§ How to complete this task: Select all lines in the records that include "收录时间".

§ Data shown:
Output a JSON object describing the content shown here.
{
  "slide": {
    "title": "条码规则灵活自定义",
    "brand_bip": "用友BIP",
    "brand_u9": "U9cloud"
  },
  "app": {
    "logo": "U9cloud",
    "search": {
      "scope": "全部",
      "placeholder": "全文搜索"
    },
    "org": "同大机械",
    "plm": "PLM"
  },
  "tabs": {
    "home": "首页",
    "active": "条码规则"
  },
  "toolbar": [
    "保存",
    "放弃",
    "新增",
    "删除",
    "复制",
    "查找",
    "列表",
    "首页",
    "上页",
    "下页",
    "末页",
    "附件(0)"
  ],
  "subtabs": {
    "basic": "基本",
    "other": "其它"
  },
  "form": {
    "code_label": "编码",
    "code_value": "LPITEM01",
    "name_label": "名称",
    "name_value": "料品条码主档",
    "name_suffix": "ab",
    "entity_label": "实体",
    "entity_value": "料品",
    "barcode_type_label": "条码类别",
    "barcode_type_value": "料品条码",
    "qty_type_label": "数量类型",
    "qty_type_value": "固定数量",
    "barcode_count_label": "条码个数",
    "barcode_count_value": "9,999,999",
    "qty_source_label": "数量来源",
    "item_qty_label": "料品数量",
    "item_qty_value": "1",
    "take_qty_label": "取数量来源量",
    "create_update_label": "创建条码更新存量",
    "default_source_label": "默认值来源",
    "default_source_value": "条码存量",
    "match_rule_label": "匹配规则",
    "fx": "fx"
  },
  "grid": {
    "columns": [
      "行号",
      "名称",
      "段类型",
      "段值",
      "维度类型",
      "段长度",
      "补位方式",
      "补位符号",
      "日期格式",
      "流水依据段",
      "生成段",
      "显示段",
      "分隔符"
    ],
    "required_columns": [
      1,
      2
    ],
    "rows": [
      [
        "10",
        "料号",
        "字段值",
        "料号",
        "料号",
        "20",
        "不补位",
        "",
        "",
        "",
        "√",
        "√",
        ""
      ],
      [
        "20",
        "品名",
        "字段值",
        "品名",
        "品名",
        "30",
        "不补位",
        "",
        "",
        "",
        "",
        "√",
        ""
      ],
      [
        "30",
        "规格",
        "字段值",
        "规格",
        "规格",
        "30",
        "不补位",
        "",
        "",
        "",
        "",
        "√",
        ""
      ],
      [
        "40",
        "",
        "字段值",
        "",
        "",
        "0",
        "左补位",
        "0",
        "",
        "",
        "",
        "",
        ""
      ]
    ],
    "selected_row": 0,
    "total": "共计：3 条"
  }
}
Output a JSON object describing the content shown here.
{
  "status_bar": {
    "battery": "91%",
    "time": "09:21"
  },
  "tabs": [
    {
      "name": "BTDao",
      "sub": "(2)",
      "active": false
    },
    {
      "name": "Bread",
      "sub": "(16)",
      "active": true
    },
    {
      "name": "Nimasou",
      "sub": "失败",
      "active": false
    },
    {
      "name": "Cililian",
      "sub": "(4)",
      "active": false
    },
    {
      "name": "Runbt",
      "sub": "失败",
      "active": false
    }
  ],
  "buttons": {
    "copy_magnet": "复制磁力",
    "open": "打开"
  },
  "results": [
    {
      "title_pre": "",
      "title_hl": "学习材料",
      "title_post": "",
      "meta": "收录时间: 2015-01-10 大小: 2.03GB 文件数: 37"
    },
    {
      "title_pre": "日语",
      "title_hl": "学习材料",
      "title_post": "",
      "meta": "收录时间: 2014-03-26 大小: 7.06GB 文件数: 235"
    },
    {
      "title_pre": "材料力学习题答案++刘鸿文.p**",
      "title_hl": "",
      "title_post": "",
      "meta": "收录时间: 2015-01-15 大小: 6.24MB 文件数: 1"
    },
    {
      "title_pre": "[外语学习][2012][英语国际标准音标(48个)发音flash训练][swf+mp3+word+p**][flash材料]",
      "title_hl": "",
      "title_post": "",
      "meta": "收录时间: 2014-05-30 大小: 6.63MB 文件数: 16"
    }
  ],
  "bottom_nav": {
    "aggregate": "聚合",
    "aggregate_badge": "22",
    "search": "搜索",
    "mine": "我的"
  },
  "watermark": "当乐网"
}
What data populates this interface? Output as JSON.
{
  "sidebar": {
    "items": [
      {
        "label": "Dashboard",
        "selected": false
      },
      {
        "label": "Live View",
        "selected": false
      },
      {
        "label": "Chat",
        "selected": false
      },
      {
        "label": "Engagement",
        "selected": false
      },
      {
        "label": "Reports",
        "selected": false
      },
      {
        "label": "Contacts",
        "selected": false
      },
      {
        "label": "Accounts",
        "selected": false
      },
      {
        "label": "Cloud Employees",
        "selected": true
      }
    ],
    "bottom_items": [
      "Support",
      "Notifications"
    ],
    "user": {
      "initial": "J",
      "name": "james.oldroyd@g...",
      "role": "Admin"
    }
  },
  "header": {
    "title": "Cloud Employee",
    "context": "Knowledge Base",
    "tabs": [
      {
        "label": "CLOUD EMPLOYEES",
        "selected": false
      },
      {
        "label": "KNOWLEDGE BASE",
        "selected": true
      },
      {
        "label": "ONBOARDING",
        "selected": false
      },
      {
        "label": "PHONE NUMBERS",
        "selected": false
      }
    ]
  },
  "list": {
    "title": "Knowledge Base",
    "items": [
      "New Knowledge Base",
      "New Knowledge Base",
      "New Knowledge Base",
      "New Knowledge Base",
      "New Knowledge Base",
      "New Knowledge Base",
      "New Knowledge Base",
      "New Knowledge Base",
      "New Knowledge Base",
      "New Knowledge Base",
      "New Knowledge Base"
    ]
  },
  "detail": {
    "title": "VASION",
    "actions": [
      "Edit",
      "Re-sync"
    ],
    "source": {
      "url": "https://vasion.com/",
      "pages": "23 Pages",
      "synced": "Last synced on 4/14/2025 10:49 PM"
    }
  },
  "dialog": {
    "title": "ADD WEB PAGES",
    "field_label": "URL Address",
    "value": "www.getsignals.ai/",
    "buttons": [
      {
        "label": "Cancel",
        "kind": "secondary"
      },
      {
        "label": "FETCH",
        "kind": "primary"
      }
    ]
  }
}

§ Task answer:
      "meta": "收录时间: 2015-01-10 大小: 2.03GB 文件数: 37"
      "meta": "收录时间: 2014-03-26 大小: 7.06GB 文件数: 235"
      "meta": "收录时间: 2015-01-15 大小: 6.24MB 文件数: 1"
      "meta": "收录时间: 2014-05-30 大小: 6.63MB 文件数: 16"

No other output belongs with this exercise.